EXERCISE BRIEF:
Exact copies of the records below are required.

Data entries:
--------------------------------------------------

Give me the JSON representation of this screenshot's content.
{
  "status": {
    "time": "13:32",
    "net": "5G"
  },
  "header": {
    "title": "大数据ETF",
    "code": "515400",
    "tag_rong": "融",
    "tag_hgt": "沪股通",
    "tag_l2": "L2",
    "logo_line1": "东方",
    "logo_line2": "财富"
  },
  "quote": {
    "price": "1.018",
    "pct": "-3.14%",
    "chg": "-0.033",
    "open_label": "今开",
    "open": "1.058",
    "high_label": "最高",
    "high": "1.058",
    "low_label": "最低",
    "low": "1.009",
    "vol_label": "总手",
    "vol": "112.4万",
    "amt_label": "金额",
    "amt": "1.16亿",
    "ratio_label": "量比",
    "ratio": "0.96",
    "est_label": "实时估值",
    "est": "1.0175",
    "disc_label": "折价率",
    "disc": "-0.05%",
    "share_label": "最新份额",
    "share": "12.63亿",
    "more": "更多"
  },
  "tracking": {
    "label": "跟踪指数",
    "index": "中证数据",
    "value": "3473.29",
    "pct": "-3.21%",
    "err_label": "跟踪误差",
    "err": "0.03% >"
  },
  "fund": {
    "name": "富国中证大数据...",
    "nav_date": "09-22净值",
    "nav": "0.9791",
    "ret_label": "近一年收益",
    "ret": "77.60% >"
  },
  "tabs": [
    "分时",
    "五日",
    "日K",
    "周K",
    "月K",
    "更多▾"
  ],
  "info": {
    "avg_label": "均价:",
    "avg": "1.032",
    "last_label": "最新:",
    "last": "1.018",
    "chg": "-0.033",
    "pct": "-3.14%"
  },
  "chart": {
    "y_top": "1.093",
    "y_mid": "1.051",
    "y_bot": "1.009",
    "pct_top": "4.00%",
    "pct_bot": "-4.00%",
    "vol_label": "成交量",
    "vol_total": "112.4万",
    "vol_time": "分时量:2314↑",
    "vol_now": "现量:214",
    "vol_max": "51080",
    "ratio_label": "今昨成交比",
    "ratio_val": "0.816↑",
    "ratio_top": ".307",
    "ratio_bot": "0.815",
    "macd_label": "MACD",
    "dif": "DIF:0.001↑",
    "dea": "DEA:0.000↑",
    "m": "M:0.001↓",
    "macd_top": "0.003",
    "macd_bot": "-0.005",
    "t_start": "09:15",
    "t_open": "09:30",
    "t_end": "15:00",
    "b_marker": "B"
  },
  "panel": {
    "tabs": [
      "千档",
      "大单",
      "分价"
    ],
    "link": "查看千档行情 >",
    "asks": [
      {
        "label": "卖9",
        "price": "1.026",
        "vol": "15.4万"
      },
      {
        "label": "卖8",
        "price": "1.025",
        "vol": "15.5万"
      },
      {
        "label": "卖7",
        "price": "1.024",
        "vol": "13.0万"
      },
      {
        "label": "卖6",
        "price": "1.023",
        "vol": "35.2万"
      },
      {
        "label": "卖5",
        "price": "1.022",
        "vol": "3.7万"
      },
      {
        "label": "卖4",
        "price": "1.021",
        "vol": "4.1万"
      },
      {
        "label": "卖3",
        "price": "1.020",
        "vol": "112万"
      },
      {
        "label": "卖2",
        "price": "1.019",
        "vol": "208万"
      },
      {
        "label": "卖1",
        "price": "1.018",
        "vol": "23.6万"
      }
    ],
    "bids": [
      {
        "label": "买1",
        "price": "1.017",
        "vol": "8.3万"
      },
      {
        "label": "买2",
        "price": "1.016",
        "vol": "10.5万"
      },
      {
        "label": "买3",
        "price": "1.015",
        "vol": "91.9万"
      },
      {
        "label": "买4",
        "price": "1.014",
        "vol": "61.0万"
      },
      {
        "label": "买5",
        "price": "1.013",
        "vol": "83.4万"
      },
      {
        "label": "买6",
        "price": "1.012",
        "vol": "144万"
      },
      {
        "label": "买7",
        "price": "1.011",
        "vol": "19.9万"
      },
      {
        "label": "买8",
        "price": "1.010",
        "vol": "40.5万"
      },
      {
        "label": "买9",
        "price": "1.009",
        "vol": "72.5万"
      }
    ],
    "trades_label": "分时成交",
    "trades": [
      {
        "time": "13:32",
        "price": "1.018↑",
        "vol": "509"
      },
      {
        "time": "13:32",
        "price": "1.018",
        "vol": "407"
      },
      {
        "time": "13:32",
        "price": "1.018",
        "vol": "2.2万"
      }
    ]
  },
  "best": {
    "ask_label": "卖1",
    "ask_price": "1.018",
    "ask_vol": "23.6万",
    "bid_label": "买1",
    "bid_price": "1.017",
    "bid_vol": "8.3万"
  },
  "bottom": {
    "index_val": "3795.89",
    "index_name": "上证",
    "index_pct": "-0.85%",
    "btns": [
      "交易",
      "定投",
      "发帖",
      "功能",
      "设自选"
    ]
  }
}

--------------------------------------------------

REPLY TO THE EXERCISE:
Give me the JSON representation of this screenshot's content.
{
  "status": {
    "time": "13:32",
    "net": "5G"
  },
  "header": {
    "title": "大数据ETF",
    "code": "515400",
    "tag_rong": "融",
    "tag_hgt": "沪股通",
    "tag_l2": "L2",
    "logo_line1": "东方",
    "logo_line2": "财富"
  },
  "quote": {
    "price": "1.018",
    "pct": "-3.14%",
    "chg": "-0.033",
    "open_label": "今开",
    "open": "1.058",
    "high_label": "最高",
    "high": "1.058",
    "low_label": "最低",
    "low": "1.009",
    "vol_label": "总手",
    "vol": "112.4万",
    "amt_label": "金额",
    "amt": "1.16亿",
    "ratio_label": "量比",
    "ratio": "0.96",
    "est_label": "实时估值",
    "est": "1.0175",
    "disc_label": "折价率",
    "disc": "-0.05%",
    "share_label": "最新份额",
    "share": "12.63亿",
    "more": "更多"
  },
  "tracking": {
    "label": "跟踪指数",
    "index": "中证数据",
    "value": "3473.29",
    "pct": "-3.21%",
    "err_label": "跟踪误差",
    "err": "0.03% >"
  },
  "fund": {
    "name": "富国中证大数据...",
    "nav_date": "09-22净值",
    "nav": "0.9791",
    "ret_label": "近一年收益",
    "ret": "77.60% >"
  },
  "tabs": [
    "分时",
    "五日",
    "日K",
    "周K",
    "月K",
    "更多▾"
  ],
  "info": {
    "avg_label": "均价:",
    "avg": "1.032",
    "last_label": "最新:",
    "last": "1.018",
    "chg": "-0.033",
    "pct": "-3.14%"
  },
  "chart": {
    "y_top": "1.093",
    "y_mid": "1.051",
    "y_bot": "1.009",
    "pct_top": "4.00%",
    "pct_bot": "-4.00%",
    "vol_label": "成交量",
    "vol_total": "112.4万",
    "vol_time": "分时量:2314↑",
    "vol_now": "现量:214",
    "vol_max": "51080",
    "ratio_label": "今昨成交比",
    "ratio_val": "0.816↑",
    "ratio_top": ".307",
    "ratio_bot": "0.815",
    "macd_label": "MACD",
    "dif": "DIF:0.001↑",
    "dea": "DEA:0.000↑",
    "m": "M:0.001↓",
    "macd_top": "0.003",
    "macd_bot": "-0.005",
    "t_start": "09:15",
    "t_open": "09:30",
    "t_end": "15:00",
    "b_marker": "B"
  },
  "panel": {
    "tabs": [
      "千档",
      "大单",
      "分价"
    ],
    "link": "查看千档行情 >",
    "asks": [
      {
        "label": "卖9",
        "price": "1.026",
        "vol": "15.4万"
      },
      {
        "label": "卖8",
        "price": "1.025",
        "vol": "15.5万"
      },
      {
        "label": "卖7",
        "price": "1.024",
        "vol": "13.0万"
      },
      {
        "label": "卖6",
        "price": "1.023",
        "vol": "35.2万"
      },
      {
        "label": "卖5",
        "price": "1.022",
        "vol": "3.7万"
      },
      {
        "label": "卖4",
        "price": "1.021",
        "vol": "4.1万"
      },
      {
        "label": "卖3",
        "price": "1.020",
        "vol": "112万"
      },
      {
        "label": "卖2",
        "price": "1.019",
        "vol": "208万"
      },
      {
        "label": "卖1",
        "price": "1.018",
        "vol": "23.6万"
      }
    ],
    "bids": [
      {
        "label": "买1",
        "price": "1.017",
        "vol": "8.3万"
      },
      {
        "label": "买2",
        "price": "1.016",
        "vol": "10.5万"
      },
      {
        "label": "买3",
        "price": "1.015",
        "vol": "91.9万"
      },
      {
        "label": "买4",
        "price": "1.014",
        "vol": "61.0万"
      },
      {
        "label": "买5",
        "price": "1.013",
        "vol": "83.4万"
      },
      {
        "label": "买6",
        "price": "1.012",
        "vol": "144万"
      },
      {
        "label": "买7",
        "price": "1.011",
        "vol": "19.9万"
      },
      {
        "label": "买8",
        "price": "1.010",
        "vol": "40.5万"
      },
      {
        "label": "买9",
        "price": "1.009",
        "vol": "72.5万"
      }
    ],
    "trades_label": "分时成交",
    "trades": [
      {
        "time": "13:32",
        "price": "1.018↑",
        "vol": "509"
      },
      {
        "time": "13:32",
        "price": "1.018",
        "vol": "407"
      },
      {
        "time": "13:32",
        "price": "1.018",
        "vol": "2.2万"
      }
    ]
  },
  "best": {
    "ask_label": "卖1",
    "ask_price": "1.018",
    "ask_vol": "23.6万",
    "bid_label": "买1",
    "bid_price": "1.017",
    "bid_vol": "8.3万"
  },
  "bottom": {
    "index_val": "3795.89",
    "index_name": "上证",
    "index_pct": "-0.85%",
    "btns": [
      "交易",
      "定投",
      "发帖",
      "功能",
      "设自选"
    ]
  }
}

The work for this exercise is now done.